My wife and I recently enjoyed some fellowship with a woman in her seventies. She was raised Dutch Reformed and is now active in the Presbyterian Church of America. She is a delightful lady, one with whom we enjoyed visiting. However, through the course of our conversation there arose a stark and pointed difference between what she believes as a Presbyterian and what we believe as Baptists. She is a "Law person," and emphasized over and over that "God blesses obedience."
Of course, nobody would disagree with this statement. God does bless obedience. The question is "Whose obedience?" Our Presbyterian friend seemed to be emphasizing her and her husband's personal obedience. My wife and I only emphasize Christ's obedience (i.e. "His fulfillment of the Law"), and God's blessings freely given to us because of our faith in Christ.
This is the fundamental difference between Old Covenant Christians and New Covenant Christians.
Baptists historically have been New Covenant Christians. The early 18th century Baptists were uninterested in turning sinners into Mosaic Law-keepers and solely concerned with turning sinners into Christ believers. When Jesus Christ told us He came to fulfill the Law and the prophets, He meant it (Matthew 5:17). He fulfilled the Law with His life, death and resurrection, and then He abolished it and became a new Law Giver for His people. He said:
"A new commandment I give to you, that you love one another, even as I have loved you, that you also love one another. By this all men will know that you are My disciples, if you have love for one another" (John 13:34-35).Some might wonder about the practical differences between an Old Covenant believer as compared to the New Covenant believer. One of the best illustrations of the differences between the behavior of Old Covenant Christians when compared to the behavior of New Covenant Christians is given by my friend Jon Zens.

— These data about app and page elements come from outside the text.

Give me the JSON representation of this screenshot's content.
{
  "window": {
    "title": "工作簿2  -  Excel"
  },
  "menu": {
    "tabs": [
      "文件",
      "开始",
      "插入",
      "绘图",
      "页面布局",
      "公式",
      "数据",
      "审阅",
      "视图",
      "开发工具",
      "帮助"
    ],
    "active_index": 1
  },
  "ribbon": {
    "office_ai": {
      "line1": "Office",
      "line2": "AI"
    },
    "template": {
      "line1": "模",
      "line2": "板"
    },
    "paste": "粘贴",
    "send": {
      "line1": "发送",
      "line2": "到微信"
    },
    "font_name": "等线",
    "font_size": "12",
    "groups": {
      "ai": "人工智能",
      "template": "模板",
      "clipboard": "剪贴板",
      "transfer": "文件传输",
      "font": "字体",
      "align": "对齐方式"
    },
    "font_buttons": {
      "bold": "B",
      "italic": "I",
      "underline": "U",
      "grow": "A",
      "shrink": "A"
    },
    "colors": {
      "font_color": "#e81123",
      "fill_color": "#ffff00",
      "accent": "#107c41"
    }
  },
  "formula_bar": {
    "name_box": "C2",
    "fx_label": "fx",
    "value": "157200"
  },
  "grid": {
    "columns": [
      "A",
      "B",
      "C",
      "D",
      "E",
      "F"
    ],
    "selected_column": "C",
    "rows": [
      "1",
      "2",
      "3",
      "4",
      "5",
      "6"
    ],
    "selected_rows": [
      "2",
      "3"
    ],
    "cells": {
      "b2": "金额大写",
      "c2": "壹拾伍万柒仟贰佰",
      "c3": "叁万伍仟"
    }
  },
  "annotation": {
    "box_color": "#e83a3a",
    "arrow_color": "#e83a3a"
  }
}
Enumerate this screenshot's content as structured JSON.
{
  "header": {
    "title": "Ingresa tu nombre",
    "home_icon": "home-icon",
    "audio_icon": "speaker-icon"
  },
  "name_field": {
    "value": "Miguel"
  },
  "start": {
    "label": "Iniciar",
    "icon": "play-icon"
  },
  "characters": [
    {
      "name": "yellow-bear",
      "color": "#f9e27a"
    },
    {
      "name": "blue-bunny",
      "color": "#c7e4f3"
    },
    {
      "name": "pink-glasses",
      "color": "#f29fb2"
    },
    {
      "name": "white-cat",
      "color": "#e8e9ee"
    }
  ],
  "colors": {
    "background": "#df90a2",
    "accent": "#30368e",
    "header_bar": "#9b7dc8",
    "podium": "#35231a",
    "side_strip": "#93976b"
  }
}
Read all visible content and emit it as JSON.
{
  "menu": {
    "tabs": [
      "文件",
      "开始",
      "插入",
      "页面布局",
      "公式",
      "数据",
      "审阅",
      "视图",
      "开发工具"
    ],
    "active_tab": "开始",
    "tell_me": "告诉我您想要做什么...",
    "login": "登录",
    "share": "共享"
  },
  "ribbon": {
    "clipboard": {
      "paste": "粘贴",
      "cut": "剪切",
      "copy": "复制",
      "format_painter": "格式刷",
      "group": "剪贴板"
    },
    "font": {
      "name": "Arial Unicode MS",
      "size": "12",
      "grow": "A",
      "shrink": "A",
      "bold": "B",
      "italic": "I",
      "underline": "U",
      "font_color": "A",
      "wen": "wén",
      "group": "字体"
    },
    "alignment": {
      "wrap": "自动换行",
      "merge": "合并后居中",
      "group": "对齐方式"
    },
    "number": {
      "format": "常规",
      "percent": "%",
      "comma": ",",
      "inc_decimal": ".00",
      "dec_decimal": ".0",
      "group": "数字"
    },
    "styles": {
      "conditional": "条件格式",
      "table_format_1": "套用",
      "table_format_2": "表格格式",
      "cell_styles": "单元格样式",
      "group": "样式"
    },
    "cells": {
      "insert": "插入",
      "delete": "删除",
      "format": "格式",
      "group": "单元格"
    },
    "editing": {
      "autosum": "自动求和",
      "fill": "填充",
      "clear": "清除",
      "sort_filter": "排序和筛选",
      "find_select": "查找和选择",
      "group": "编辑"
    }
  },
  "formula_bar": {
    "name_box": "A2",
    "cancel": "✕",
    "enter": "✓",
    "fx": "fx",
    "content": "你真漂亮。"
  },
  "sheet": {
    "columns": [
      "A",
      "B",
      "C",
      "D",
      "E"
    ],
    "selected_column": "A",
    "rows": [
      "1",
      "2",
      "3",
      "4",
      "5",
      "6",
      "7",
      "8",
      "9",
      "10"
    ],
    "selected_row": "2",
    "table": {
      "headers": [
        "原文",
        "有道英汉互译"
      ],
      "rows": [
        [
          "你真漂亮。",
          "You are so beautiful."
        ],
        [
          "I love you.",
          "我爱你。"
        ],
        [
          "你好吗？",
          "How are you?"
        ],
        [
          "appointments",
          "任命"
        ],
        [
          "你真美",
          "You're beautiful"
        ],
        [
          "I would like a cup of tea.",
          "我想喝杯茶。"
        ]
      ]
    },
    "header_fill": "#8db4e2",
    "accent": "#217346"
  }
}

Jon points out that the Puritans (Old Covenant Christians) came over to the New World and found themselves facing the Native Americans (Indians). Old Covenant typology dominated their behavior toward the Indians. The Puritans saw their exodus from England paralleling Israel's exodus from Egypt in the Old Testament. The Puritans viewed their crossing of the Atlantic as a parallel to Israel's crossing of the Red Sea. The Puritans believed that their arrival in the New World paralleled Israel's arrival and entrance into the land of Canaan. The Puritans hoped that the New World would indeed be a land "flowing with milk and honey."
But now came the mistake the Puritans made because of their emphasis on the Old Covenant.
The Puritans believed that the Native Americans they met in the New World paralleled Israel meeting the heathen nations in the land of Canaan. How should they respond? Old Covenant typology pointed to casting out the Native peoples by force, precisely as Israel cast out the heathen nations in Canaan. However, New Covenant theology commands believers in Christ to love their enemies. Should the Puritans follow the Law of Christ by loving and evangelizing the Indians, or should the Puritans follow the example of Old Covenant Israel and kill the native dwellers? According to Zens, the Puritans behaved in a manner consistent with their Old Covenant beliefs. Over time they removed or exterminated the Indians, claiming the New World for God.
Now, back to the Presbyterian lady we met. Her husband was not a believer. She had been married to him for over fifty years, but it had been "exceedingly difficult." She so desperately wanted her husband to be 'obedient' to God's Laws (worshipping on the Sabbath, tithing on their income, etc...) because "God blesses our obedience." I was worn out listening to her.
I would suggest that what her husband needed was a wife who was so full of Christ, so appreciative of the perfect righteousness that has been given to her because of her faith in Jesus, that she loves her husband exactly the way Christ loves her. It seems to me that if the New Covenant was the foundation of her theology and philosophy of living, then she would set aside any emphasis on her husband's performance--or lack thereof -- and simply love him without expectations or conditions.
Obviously, this post has simplified some very complex issues, but my goal is not so much to convince anyone of this truth as much as it is to encourage the beginning of a journey toward truth. It's an axiom that if there is maladjustment in one's behavior toward people, it's usually because of a problem in one's beliefs about God.
We need more New Covenant theology preaching in our churches so that our behavior as believers toward others will match our beliefs of God's behavior toward us in Christ - as taught in the apex of God's self-revelation, otherwise known as the New Testament.